This book definitely survived the second round! It's a wonderful story of courage and acceptance. Sure, it's probably not as realistic as what would actually happen, but hey, it's a children's story meant for children! I'm just an adult who likes heartwarming stories that make me sob hysterically. :)
As regular people going about our daily lives, we seem to forget that our actions (as well as our reactions) to things can inadvertently hurt someone else. Wonder reminds us of that, and then reminds us to be "kinder than necessary". It's a beautiful message, and I love the fact that this a children's book that our next generation is meant to read. What happens in Wonder may not actually happen in real life, but it's good to hope that it could, and it's even better to hope that our kids will read this story and make them want to be "kinder than necessary".
There's one particular part in the story that always gets me, and, strangely enough, it has nothing to do with Auggie's facial abnormalities. It's the part involving the dog Daisy (if you've read this story, you know exactly what part I'm talking about. If you haven't, then read it and you'll see what I mean). Both times that I've reached this part, I started crying like a baby and I just couldn't stop. It's something that I think many adults have experienced at least once in their lifetime and it hit really close to home for me. That point in the story needed a catalyst, I get that, but, oh! It really brought up a lot of painful memories for me. If this part was taken out of the story, then the whole book wouldn't have worked quite so well, and I would have given it a lower rating.
In my opinion, if a story can make you cry (even when you re-read it), then the author did a good job. If a book can manipulate your emotions and make you want more, then it's well written with a brilliantly crafted plot. If a story can make you think that maybe, just maybe, we should interact with other people just a little differently, with kindness that is more than necessary, then this story is something worth reading and passing on to other people.

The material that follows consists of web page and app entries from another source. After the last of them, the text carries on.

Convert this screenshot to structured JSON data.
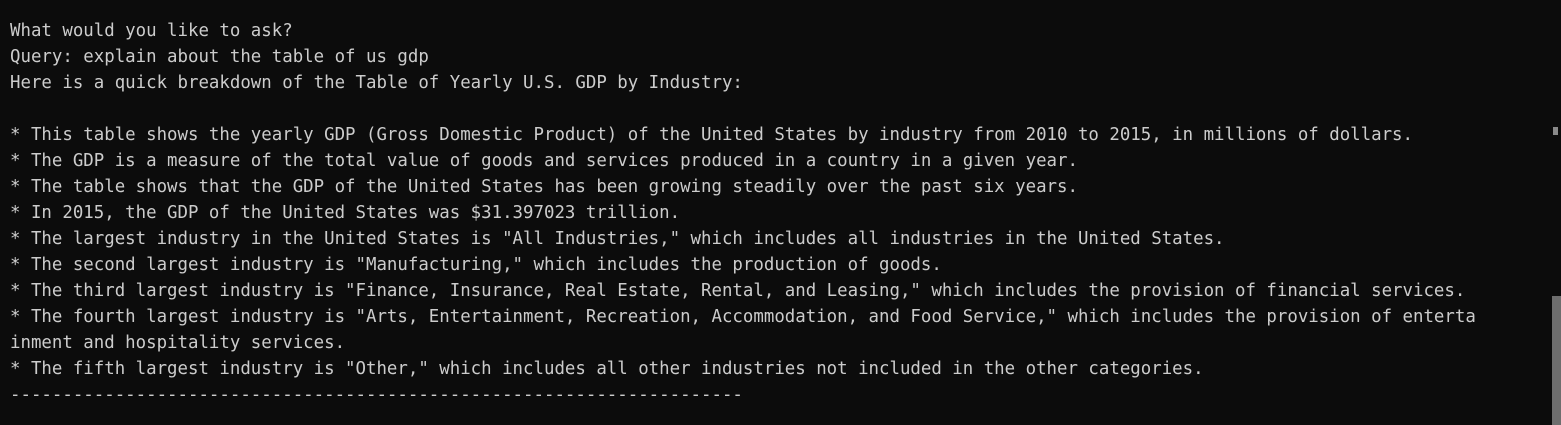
{
  "terminal": {
    "prompt_question": "What would you like to ask?",
    "query_line": "Query: explain about the table of us gdp",
    "response_intro": "Here is a quick breakdown of the Table of Yearly U.S. GDP by Industry:",
    "bullets": [
      "* This table shows the yearly GDP (Gross Domestic Product) of the United States by industry from 2010 to 2015, in millions of dollars.",
      "* The GDP is a measure of the total value of goods and services produced in a country in a given year.",
      "* The table shows that the GDP of the United States has been growing steadily over the past six years.",
      "* In 2015, the GDP of the United States was $31.397023 trillion.",
      "* The largest industry in the United States is \"All Industries,\" which includes all industries in the United States.",
      "* The second largest industry is \"Manufacturing,\" which includes the production of goods.",
      "* The third largest industry is \"Finance, Insurance, Real Estate, Rental, and Leasing,\" which includes the provision of financial services.",
      "* The fourth largest industry is \"Arts, Entertainment, Recreation, Accommodation, and Food Service,\" which includes the provision of enterta",
      "inment and hospitality services.",
      "* The fifth largest industry is \"Other,\" which includes all other industries not included in the other categories."
    ],
    "separator": "----------------------------------------------------------------------",
    "colors": {
      "background": "#0c0c0c",
      "foreground": "#cccccc",
      "scrollbar_thumb": "#6e6e6e"
    }
  }
}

If you like heartfelt tales that give a powerful message, then you should read this story. If you have any children, you must have them read this! This books deserves a standing ovation, so sit back and enjoy!